A broken but happy ma!
I'm chuffed to have "beaten" Pete's record, though being only 7 minutes quicker after 25 years shows what a runner he was. I'm also not sure whether future contenders will choose to include Flask Edge as Pete did or Ox Stones as I did. I would suggest that Ox Stones are more logical since this gives a round of 27 trig points, not 26 and a hill, but it is for those in the future to decide... and I hope someone has a go before 2041!

For those who are interested, here are mine and Pete's split times...

Finally, if anyone wants to see the route, here it is on Strava (I've edited out the GPS error so this is the true route)

To finish, I've been inspired by other people in the last few weeks, all of which deserve a mention:
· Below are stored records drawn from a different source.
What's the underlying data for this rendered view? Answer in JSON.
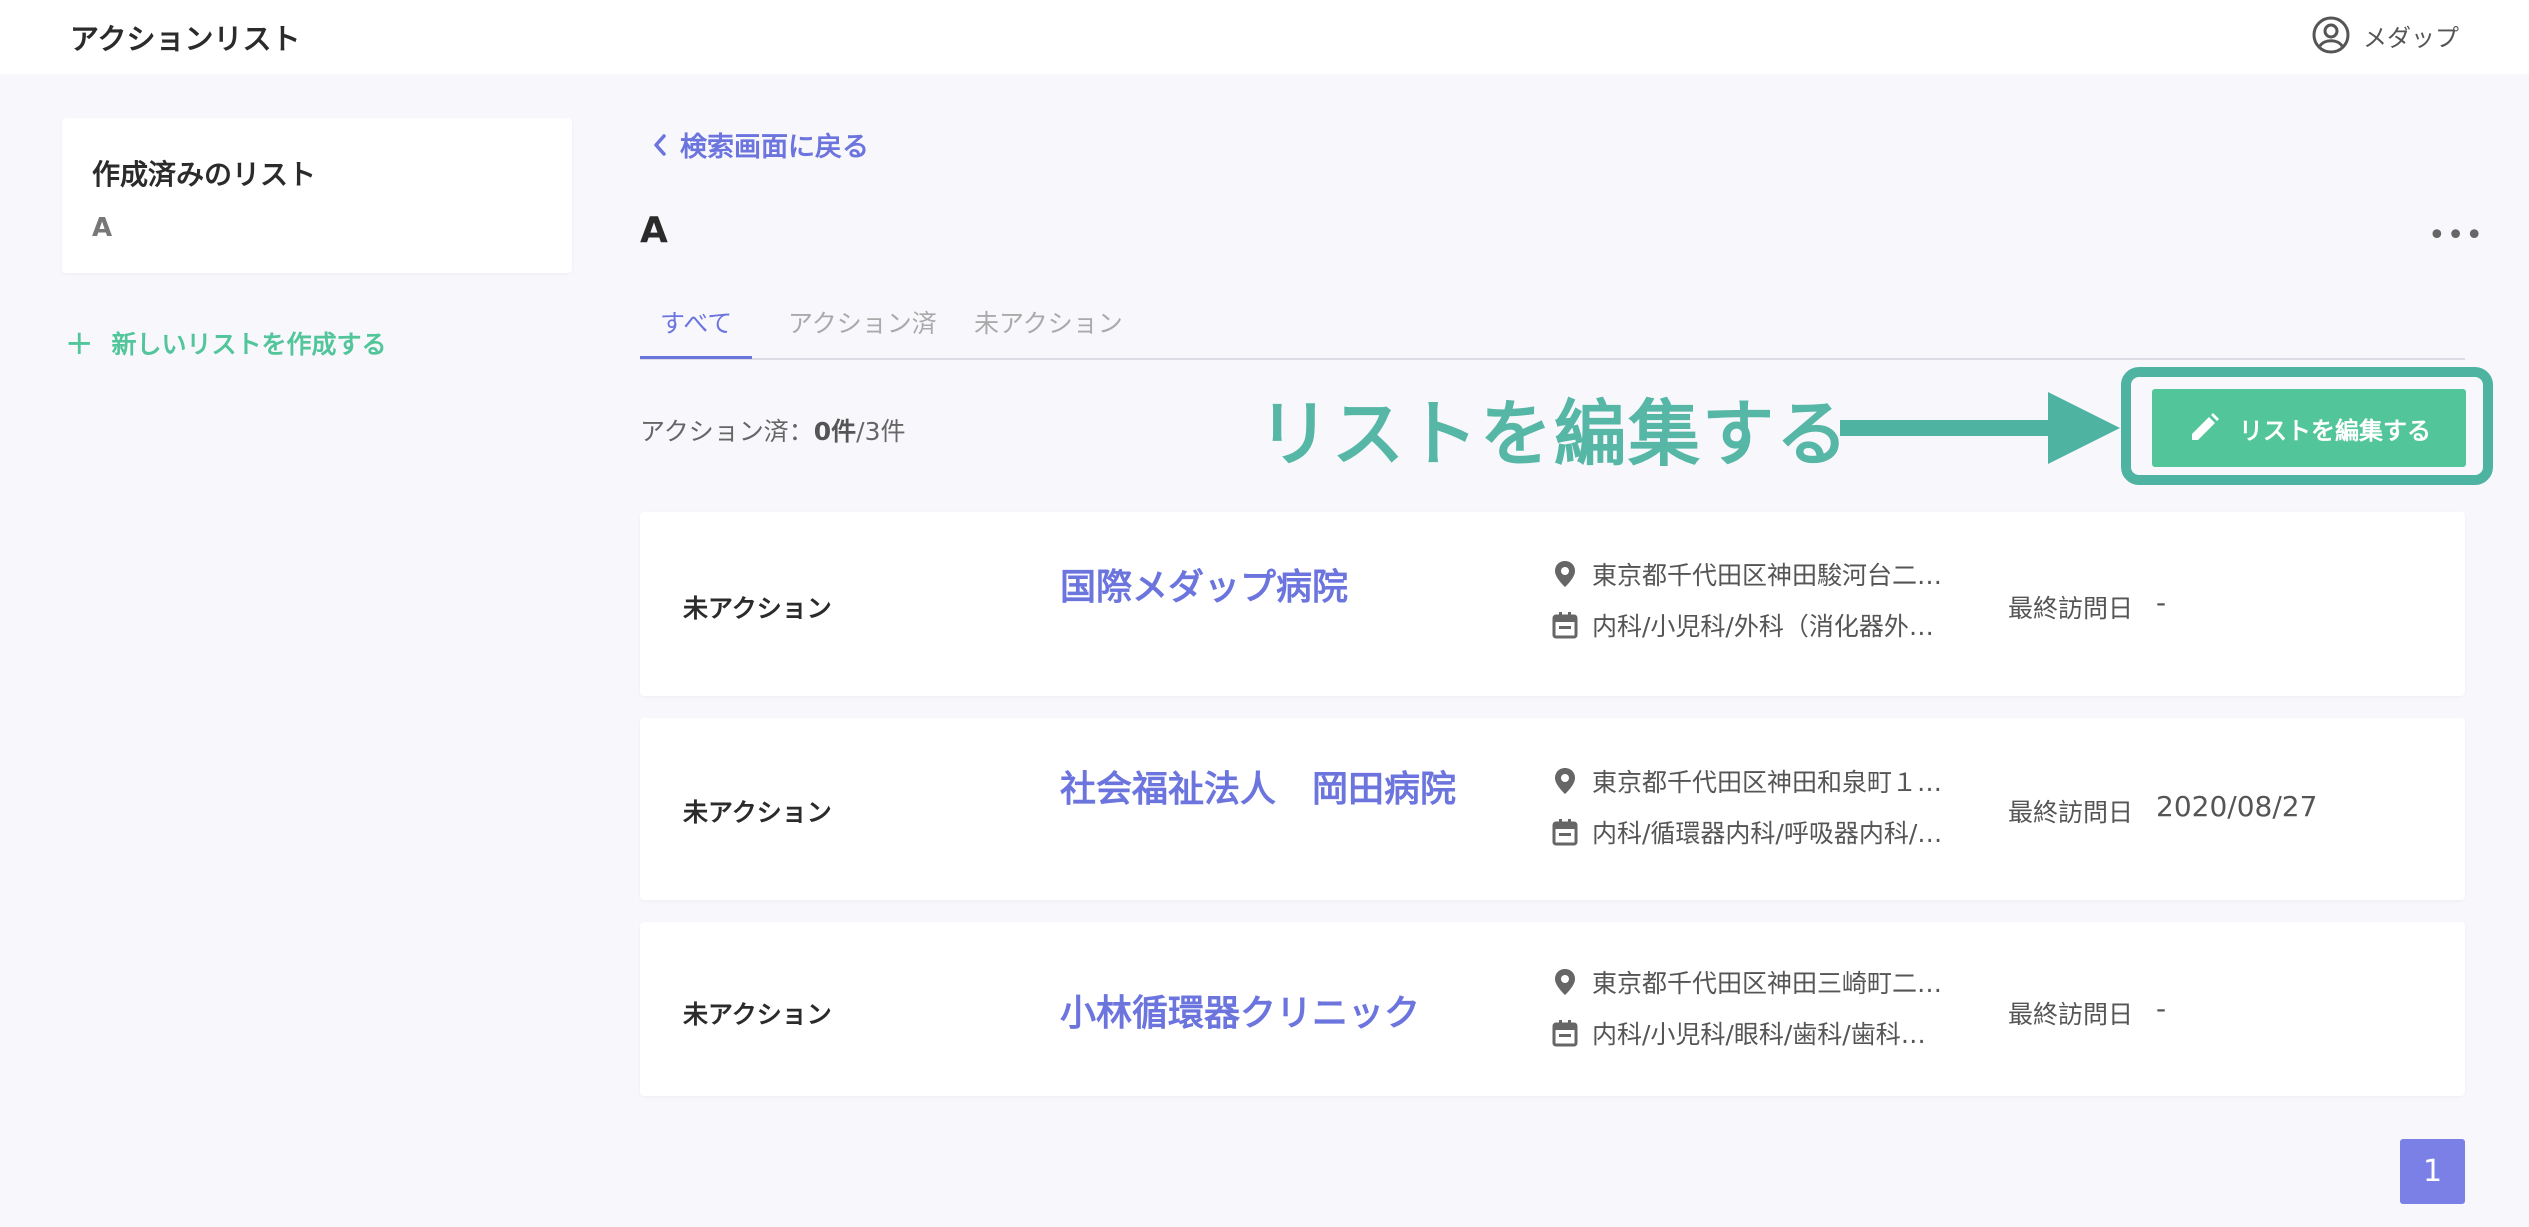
{
  "header": {
    "title": "アクションリスト",
    "user_name": "メダップ"
  },
  "sidebar": {
    "card_title": "作成済みのリスト",
    "lists": [
      "A"
    ],
    "new_list_label": "新しいリストを作成する"
  },
  "main": {
    "back_label": "検索画面に戻る",
    "list_name": "A",
    "more_label": "•••",
    "tabs": [
      {
        "label": "すべて"
      },
      {
        "label": "アクション済"
      },
      {
        "label": "未アクション"
      }
    ],
    "count": {
      "prefix": "アクション済：",
      "done": "0件",
      "total": "/3件"
    },
    "edit_button_label": "リストを編集する",
    "annotation_text": "リストを編集する",
    "visit_label": "最終訪問日",
    "rows": [
      {
        "status": "未アクション",
        "name": "国際メダップ病院",
        "address": "東京都千代田区神田駿河台二…",
        "departments": "内科/小児科/外科（消化器外…",
        "last_visit": "-"
      },
      {
        "status": "未アクション",
        "name": "社会福祉法人　岡田病院",
        "address": "東京都千代田区神田和泉町１…",
        "departments": "内科/循環器内科/呼吸器内科/…",
        "last_visit": "2020/08/27"
      },
      {
        "status": "未アクション",
        "name": "小林循環器クリニック",
        "address": "東京都千代田区神田三崎町二…",
        "departments": "内科/小児科/眼科/歯科/歯科…",
        "last_visit": "-"
      }
    ],
    "pagination": {
      "current_page": "1"
    }
  },
  "colors": {
    "accent": "#6c74de",
    "green": "#52c59a",
    "annotation": "#57b7a6"
  }
}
My brother Graham recently completed a 180 mile cycle ride from Leatherhead to Gilwern in Wales, on a Boris bike! He's raising money for the charity Get A-Head, in honour of his colleague Mel Jaggard who died in 2013. Nicky Spinks became the second ever person to complete a double Bob Graham round in less than 48 hours, breaking Roger Beaumeister's record in the process. By all accounts Nicky was incredible throughout and cements her reputation as one properly hard lady. Finally, Marcus Scotney won the inaugural Cape Wrath Ultra over 8 days of racing in the North of Scotland. The race looked awesome, well done Marcus and all three!